The truth, though, is that ‘Video Games’ wasn’t so explosively popular because it gave ‘Like a Rolling Stone’ a run for its poetic money; it was a runaway success because it sounded fantastic, and so does Ultraviolence. Dan Auerbach of The Black Keys seemed like a bizarre, even worrying, choice to produce the record, especially given that he’d be arriving off the back of the blindingly gaudy El Camino, but he has done a stellar job of making this surely the most sonically irresistible pop record of the year. The temptation to let Del Rey’s obsession with the cinematic run away with her must have been strong, but instead, this is largely an exercise in subtle beauty, in calculation and restraint.

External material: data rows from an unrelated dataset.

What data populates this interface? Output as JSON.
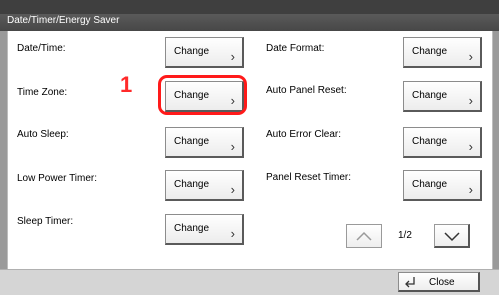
{
  "window": {
    "title": "Date/Timer/Energy Saver"
  },
  "left_settings": [
    {
      "label": "Date/Time:",
      "button": "Change"
    },
    {
      "label": "Time Zone:",
      "button": "Change"
    },
    {
      "label": "Auto Sleep:",
      "button": "Change"
    },
    {
      "label": "Low Power Timer:",
      "button": "Change"
    },
    {
      "label": "Sleep Timer:",
      "button": "Change"
    }
  ],
  "right_settings": [
    {
      "label": "Date Format:",
      "button": "Change"
    },
    {
      "label": "Auto Panel Reset:",
      "button": "Change"
    },
    {
      "label": "Auto Error Clear:",
      "button": "Change"
    },
    {
      "label": "Panel Reset Timer:",
      "button": "Change"
    }
  ],
  "callout": {
    "step": "1",
    "color": "#ff1a1a"
  },
  "pagination": {
    "indicator": "1/2"
  },
  "footer": {
    "close_label": "Close"
  },
  "icons": {
    "button_arrow": "chevron-right-icon",
    "page_up": "chevron-up-icon",
    "page_down": "chevron-down-icon",
    "close": "return-arrow-icon"
  }
}
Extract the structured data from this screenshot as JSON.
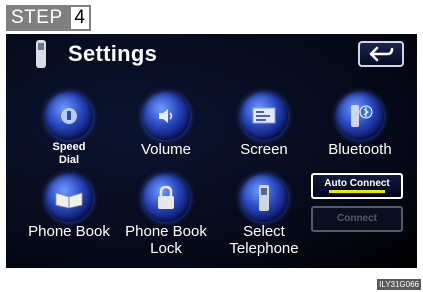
{
  "step": {
    "label": "STEP",
    "number": "4"
  },
  "header": {
    "title": "Settings"
  },
  "items": {
    "speed_dial": {
      "line1": "Speed",
      "line2": "Dial"
    },
    "volume": "Volume",
    "screen": "Screen",
    "bluetooth": "Bluetooth",
    "phone_book": "Phone Book",
    "phone_book_lock": {
      "line1": "Phone Book",
      "line2": "Lock"
    },
    "select_telephone": {
      "line1": "Select",
      "line2": "Telephone"
    }
  },
  "buttons": {
    "auto_connect": "Auto Connect",
    "connect": "Connect"
  },
  "figure_code": "ILY31G066",
  "icons": {
    "back": "back-arrow-icon",
    "phone": "cell-phone-icon",
    "speaker": "speaker-icon",
    "screen": "screen-icon",
    "bluetooth": "bluetooth-icon",
    "book": "book-icon",
    "lock": "lock-icon"
  },
  "colors": {
    "screen_bg": "#050815",
    "orb": "#2a49c0",
    "indicator": "#f2e600",
    "step_bg": "#808080"
  }
}
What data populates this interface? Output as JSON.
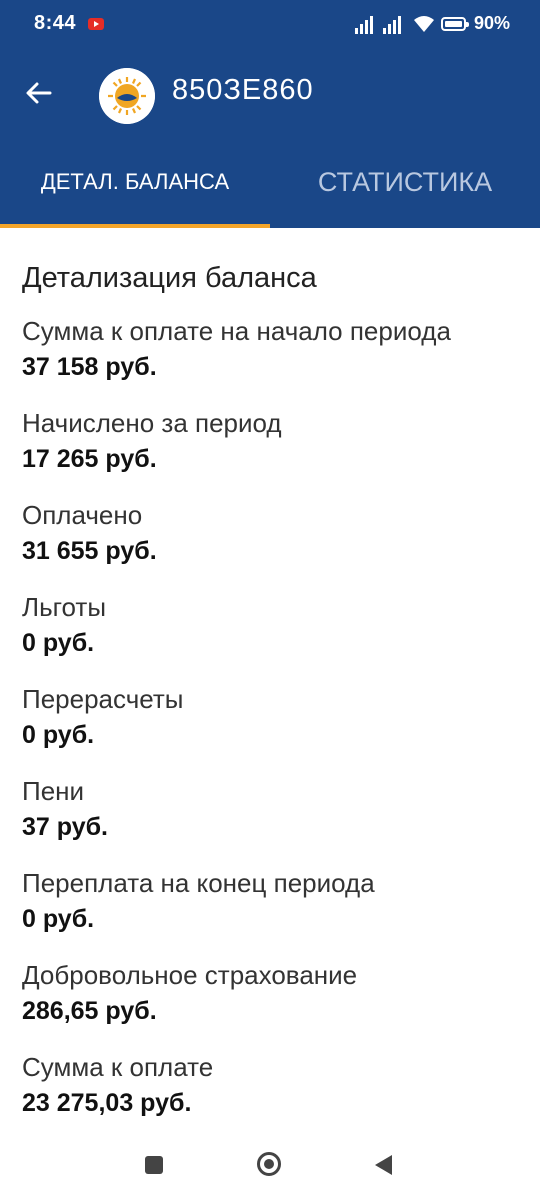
{
  "status_bar": {
    "time": "8:44",
    "battery": "90%"
  },
  "app_bar": {
    "account_number": "850ЗЕ860",
    "tabs": [
      {
        "label": "ДЕТАЛ. БАЛАНСА",
        "active": true
      },
      {
        "label": "СТАТИСТИКА",
        "active": false
      }
    ],
    "accent_color": "#f4a52a",
    "bar_color": "#1a4788"
  },
  "balance": {
    "title": "Детализация баланса",
    "rows": [
      {
        "label": "Сумма к оплате на начало периода",
        "value": "37 158 руб."
      },
      {
        "label": "Начислено за период",
        "value": "17 265 руб."
      },
      {
        "label": "Оплачено",
        "value": "31 655 руб."
      },
      {
        "label": "Льготы",
        "value": "0 руб."
      },
      {
        "label": "Перерасчеты",
        "value": "0 руб."
      },
      {
        "label": "Пени",
        "value": "37 руб."
      },
      {
        "label": "Переплата на конец периода",
        "value": "0 руб."
      },
      {
        "label": "Добровольное страхование",
        "value": "286,65 руб."
      },
      {
        "label": "Сумма к оплате",
        "value": "23 275,03 руб."
      }
    ]
  },
  "icons": {
    "back": "arrow-left-icon",
    "logo": "company-logo",
    "nav": [
      "recents-square-icon",
      "home-circle-icon",
      "back-triangle-icon"
    ]
  }
}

It’s actually pretty minimal: whilst it would have been easy to throw the kitchen sink at Ultraviolence, there’s no real sense of bombast, with the instrumentation largely used for colour and punctuation. ‘Money Power Glory’ is a case in point; a rudimentary drumbeat and the intermittent squeal of a washed-out guitar allow one of the record’s standout vocal turns to take centre stage. On the record’s highlight, ‘Old Money’, the strings flutter in and out as Del Rey offers up a heart-wrenching take on ageing - “will you still love me when I shine / from words but not from beauty?” A sparse piano aside, it’s the only backing she needs to deliver the closest thing Ultraviolence has to a “Video Games”.

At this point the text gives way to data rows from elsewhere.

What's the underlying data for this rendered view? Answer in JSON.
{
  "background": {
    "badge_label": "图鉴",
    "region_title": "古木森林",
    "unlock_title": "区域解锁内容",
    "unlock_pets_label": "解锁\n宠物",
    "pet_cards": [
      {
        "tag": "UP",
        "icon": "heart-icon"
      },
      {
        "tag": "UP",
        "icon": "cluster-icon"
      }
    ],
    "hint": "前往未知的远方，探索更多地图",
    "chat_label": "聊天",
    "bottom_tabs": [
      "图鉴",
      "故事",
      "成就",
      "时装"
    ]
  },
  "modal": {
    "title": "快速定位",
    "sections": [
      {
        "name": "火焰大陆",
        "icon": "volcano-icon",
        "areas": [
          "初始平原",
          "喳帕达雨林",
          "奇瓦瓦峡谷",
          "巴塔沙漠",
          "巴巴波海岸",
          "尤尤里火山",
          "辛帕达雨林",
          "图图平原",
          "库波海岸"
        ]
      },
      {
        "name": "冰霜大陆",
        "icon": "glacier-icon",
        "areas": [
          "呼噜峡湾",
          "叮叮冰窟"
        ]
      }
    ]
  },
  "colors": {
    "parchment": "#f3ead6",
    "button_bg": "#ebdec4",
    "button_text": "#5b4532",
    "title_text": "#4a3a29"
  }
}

And then, she closes on a cover of a track made famous by Nina Simone, a move that requires a frankly cartoonish degree of either bravery or stupidity. To her credit, it almost works. By rounding things off with ‘The Other Woman’, a track drenched in monochrome Los Angeles glamour from a bygone era, she’s nodding and winking; she was aiming for film-noir atmospherics after all. It’s just that, with the record so often lyrically indistinguishable from Born to Die, she hasn’t exhibited its subject matter in a way that’s particularly gripping, or even, at points, coherent. As an album to invest in, feel sentimental about, or be genuinely thrilled by, Ultraviolence falls short. Take it simply as a sumptuously-presented pop record, though, and you have to wonder if you’ll hear a better one this year.
7Joe Goggins's Score